“Ten steps for political, business, and religious leaders who want to take advantage of the public’s yearning for community:
1. Clearly define your purpose. It’s what galvanizes your community.
2. Give your staff the clear sense that they’re vital to achieving a common purpose.
3. Build your organization from the bottom up, not the top down. Technology makes grassroots organizing easier than ever.
4. Give your customers/voters/worshipers a say in how the product/campaign/church is marketed. Recognize that the consumer has more control than ever.
5. Tap into existing networks when possible. Create networks where none exist.
6. Be true to your purpose. Authenticity, accountability, and trust are the keys to building a bond or a brand.
7. Join the online community of bloggers to catch the first whiff of a crisis and to make sure your message is heard in the cyberspace community.
8. Wherever possible, make your enterprise a Third Place, a community outside home and work for people in search of connection.
9. Donate time and money to community causes. Customers are inclined to support civic-minded companies such as Home Depot, according to Bridgeland, the former head of UDSA Freedom Corps.
10. Identify the community’s leaders (Navigators) and get them on your side.
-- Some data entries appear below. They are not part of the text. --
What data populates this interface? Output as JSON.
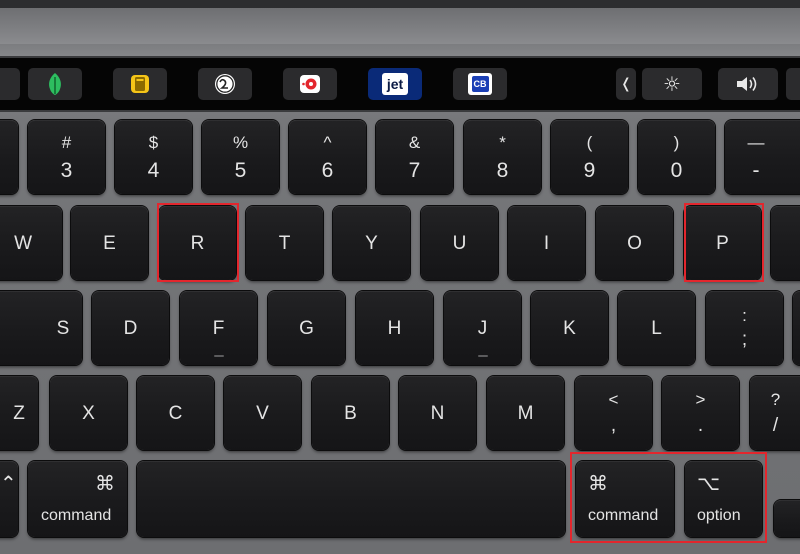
{
  "keyboard": {
    "touch_bar": {
      "app_buttons": [
        {
          "name": "evernote-app-icon",
          "color": "#2dbe60"
        },
        {
          "name": "notes-app-icon",
          "color": "#f5c518"
        },
        {
          "name": "twenty-app-icon",
          "color": "#ffffff"
        },
        {
          "name": "record-app-icon",
          "color": "#e3262d"
        },
        {
          "name": "jet-app-icon",
          "label": "jet",
          "color": "#0a2a78"
        },
        {
          "name": "cb-app-icon",
          "label": "CB",
          "color": "#1b3fb5"
        }
      ],
      "controls": [
        {
          "name": "collapse-chevron-icon",
          "glyph": "❬"
        },
        {
          "name": "brightness-icon",
          "glyph": "☼"
        },
        {
          "name": "volume-icon",
          "glyph": "🔊"
        }
      ]
    },
    "number_row": [
      {
        "top": "",
        "bottom": ""
      },
      {
        "top": "#",
        "bottom": "3"
      },
      {
        "top": "$",
        "bottom": "4"
      },
      {
        "top": "%",
        "bottom": "5"
      },
      {
        "top": "^",
        "bottom": "6"
      },
      {
        "top": "&",
        "bottom": "7"
      },
      {
        "top": "*",
        "bottom": "8"
      },
      {
        "top": "(",
        "bottom": "9"
      },
      {
        "top": ")",
        "bottom": "0"
      },
      {
        "top": "—",
        "bottom": "-"
      }
    ],
    "qwerty_row": [
      "W",
      "E",
      "R",
      "T",
      "Y",
      "U",
      "I",
      "O",
      "P"
    ],
    "home_row": [
      "S",
      "D",
      "F",
      "G",
      "H",
      "J",
      "K",
      "L"
    ],
    "home_row_punct": {
      "top": ":",
      "bottom": ";"
    },
    "bottom_row": [
      "Z",
      "X",
      "C",
      "V",
      "B",
      "N",
      "M"
    ],
    "bottom_row_punct": [
      {
        "top": "<",
        "bottom": ","
      },
      {
        "top": ">",
        "bottom": "."
      },
      {
        "top": "?",
        "bottom": "/"
      }
    ],
    "modifiers": {
      "left_partial_glyph": "⌃",
      "left_command": {
        "glyph": "⌘",
        "word": "command"
      },
      "right_command": {
        "glyph": "⌘",
        "word": "command"
      },
      "right_option": {
        "glyph": "⌥",
        "word": "option"
      }
    },
    "highlight_color": "#e3262d"
  }
}
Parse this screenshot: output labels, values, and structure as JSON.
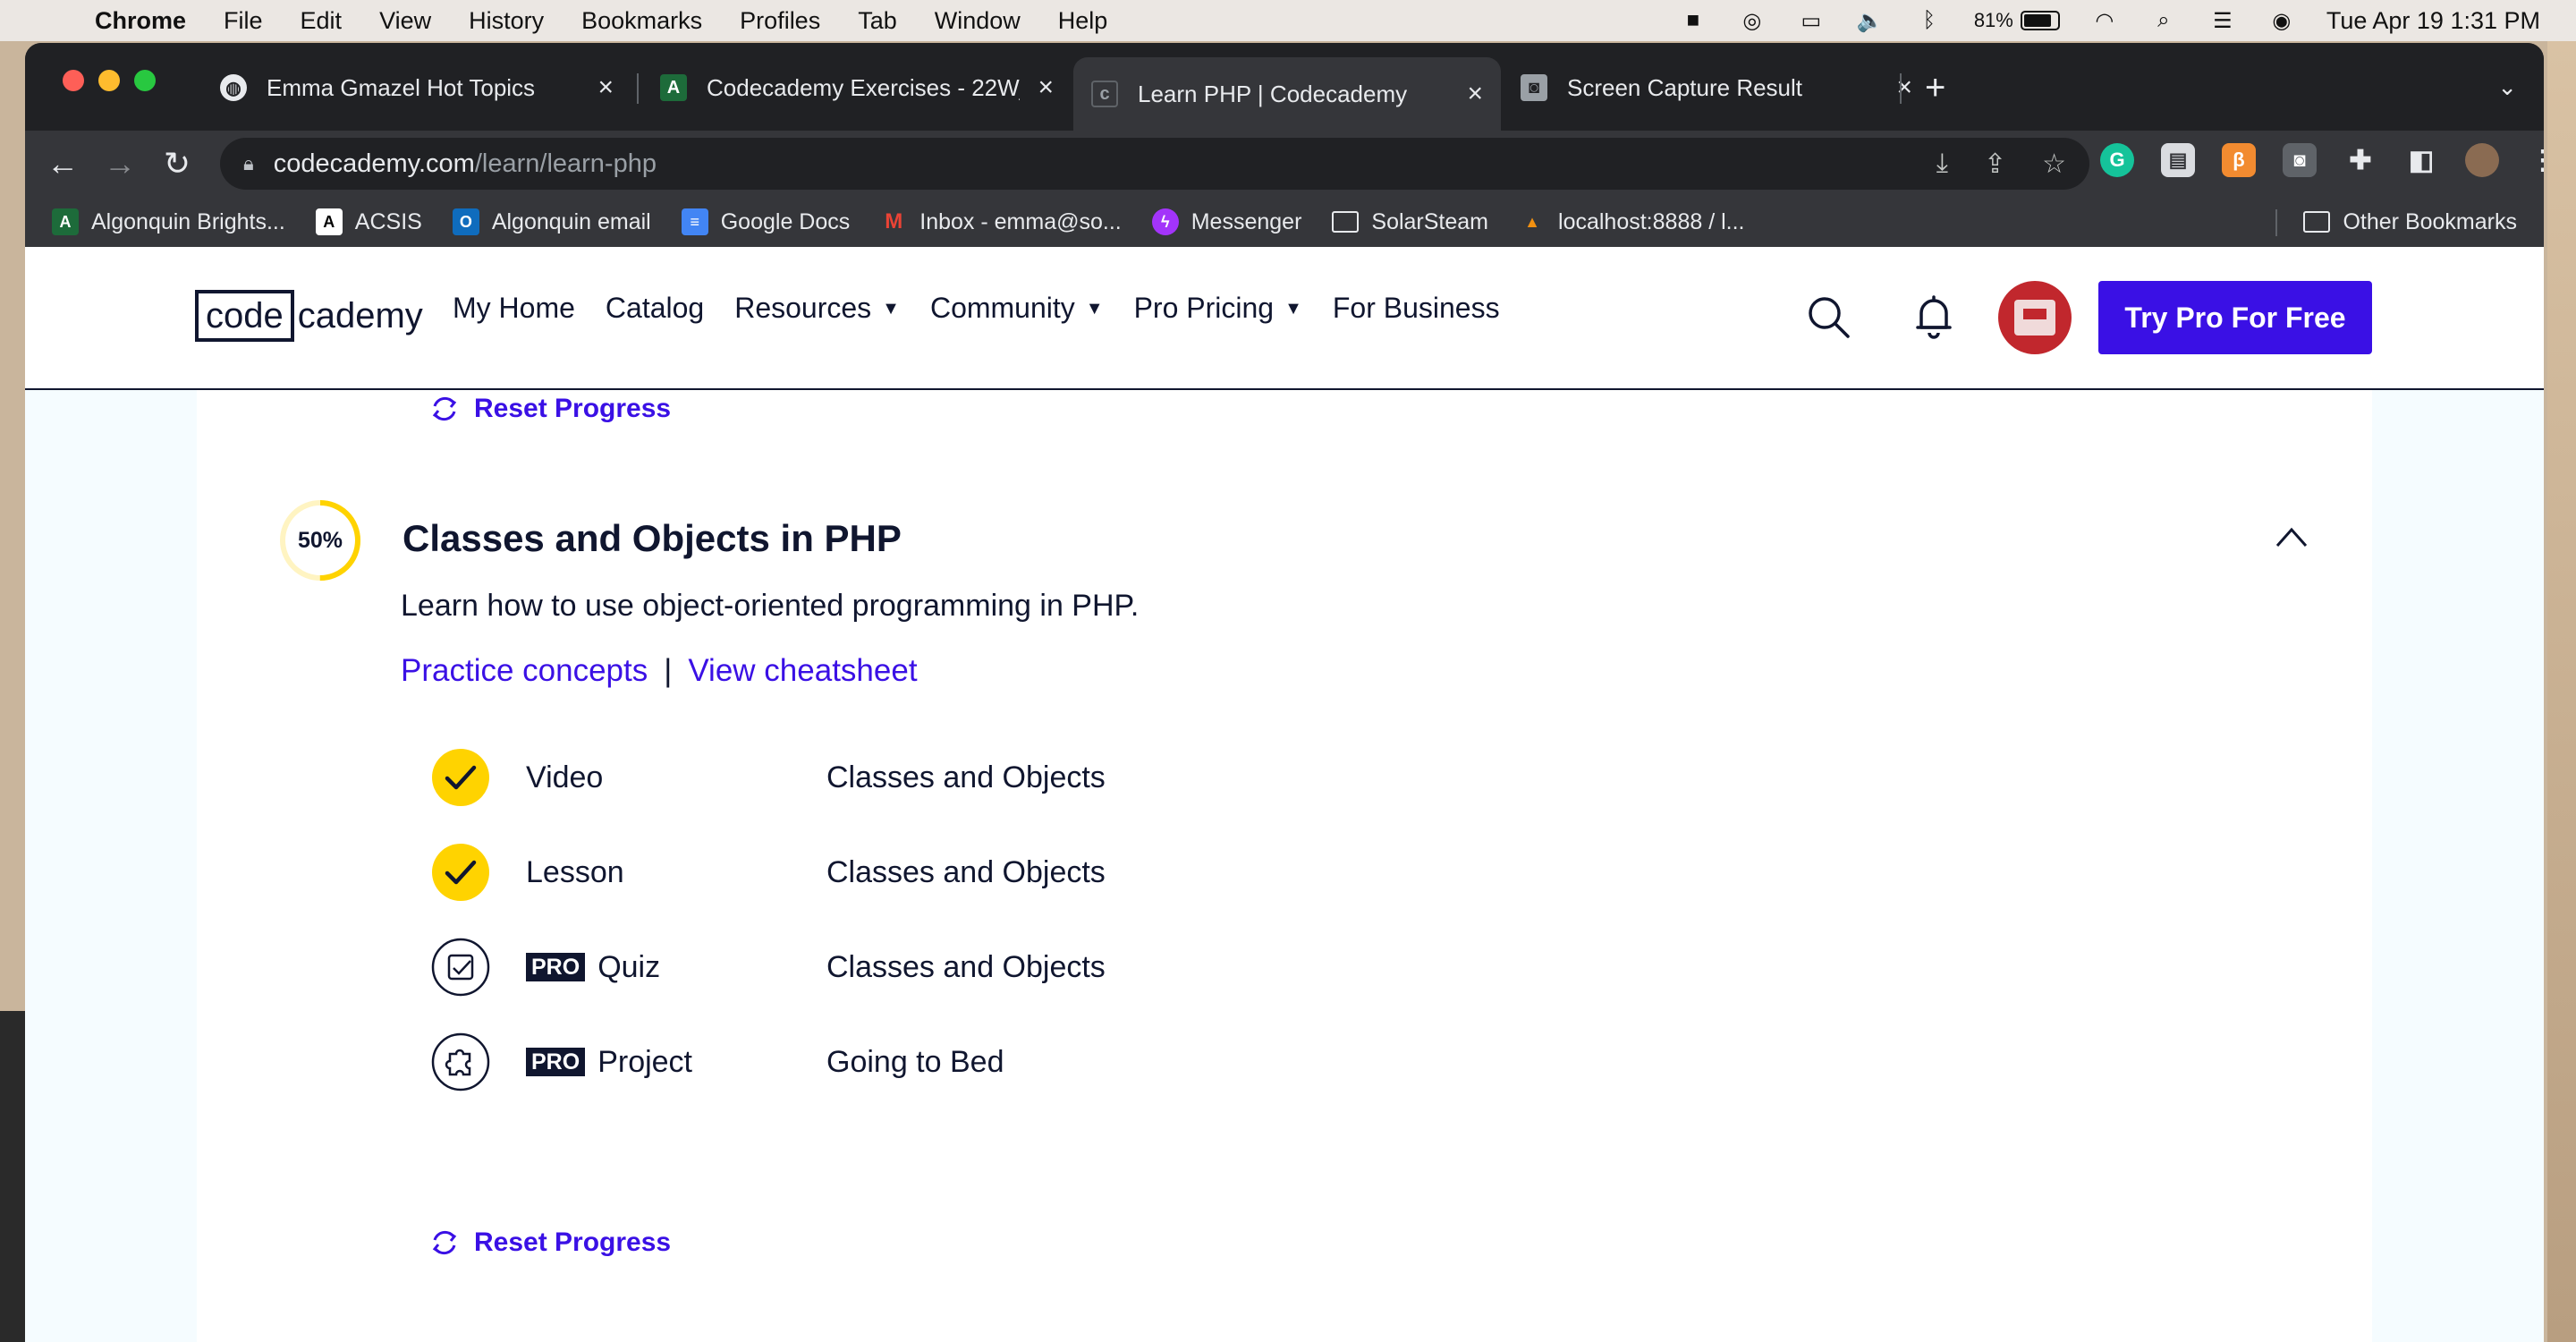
{
  "menubar": {
    "app": "Chrome",
    "items": [
      "File",
      "Edit",
      "View",
      "History",
      "Bookmarks",
      "Profiles",
      "Tab",
      "Window",
      "Help"
    ],
    "battery": "81%",
    "datetime": "Tue Apr 19  1:31 PM"
  },
  "tabs": [
    {
      "label": "Emma Gmazel Hot Topics",
      "icon": "globe-icon"
    },
    {
      "label": "Codecademy Exercises - 22W_",
      "icon": "algonquin-icon"
    },
    {
      "label": "Learn PHP | Codecademy",
      "icon": "codecademy-icon",
      "active": true
    },
    {
      "label": "Screen Capture Result",
      "icon": "camera-icon"
    }
  ],
  "omnibox": {
    "domain": "codecademy.com",
    "path": "/learn/learn-php"
  },
  "bookmarks": [
    {
      "label": "Algonquin Brights...",
      "icon": "algonquin-icon"
    },
    {
      "label": "ACSIS",
      "icon": "acsis-icon"
    },
    {
      "label": "Algonquin email",
      "icon": "outlook-icon"
    },
    {
      "label": "Google Docs",
      "icon": "docs-icon"
    },
    {
      "label": "Inbox - emma@so...",
      "icon": "gmail-icon"
    },
    {
      "label": "Messenger",
      "icon": "messenger-icon"
    },
    {
      "label": "SolarSteam",
      "icon": "folder-icon"
    },
    {
      "label": "localhost:8888 / l...",
      "icon": "phpmyadmin-icon"
    }
  ],
  "other_bookmarks": "Other Bookmarks",
  "header": {
    "logo_box": "code",
    "logo_rest": "cademy",
    "nav": {
      "my_home": "My Home",
      "catalog": "Catalog",
      "resources": "Resources",
      "community": "Community",
      "pro_pricing": "Pro Pricing",
      "for_business": "For Business"
    },
    "cta": "Try Pro For Free"
  },
  "module": {
    "reset_top": "Reset Progress",
    "progress": "50%",
    "progress_value": 0.5,
    "title": "Classes and Objects in PHP",
    "description": "Learn how to use object-oriented programming in PHP.",
    "practice_link": "Practice concepts",
    "separator": "|",
    "cheatsheet_link": "View cheatsheet",
    "items": [
      {
        "kind": "Video",
        "name": "Classes and Objects",
        "status": "complete",
        "pro": false
      },
      {
        "kind": "Lesson",
        "name": "Classes and Objects",
        "status": "complete",
        "pro": false
      },
      {
        "kind": "Quiz",
        "name": "Classes and Objects",
        "status": "quiz-icon",
        "pro": true
      },
      {
        "kind": "Project",
        "name": "Going to Bed",
        "status": "project-icon",
        "pro": true
      }
    ],
    "pro_badge": "PRO",
    "reset_bottom": "Reset Progress"
  },
  "colors": {
    "brand_primary": "#3a10e5",
    "navy": "#10162f",
    "complete_yellow": "#ffd300",
    "page_bg": "#f5fcff"
  }
}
Better still, use the Internet and other tools to create products that draw people together in online communities.”
Applebee’s America: How Successful Political, Business, and Religious Leaders Connect with the New American Community
Douglas Sosnik, Matthew Dowd and Ron Fournier
Simon & Schuster (2006)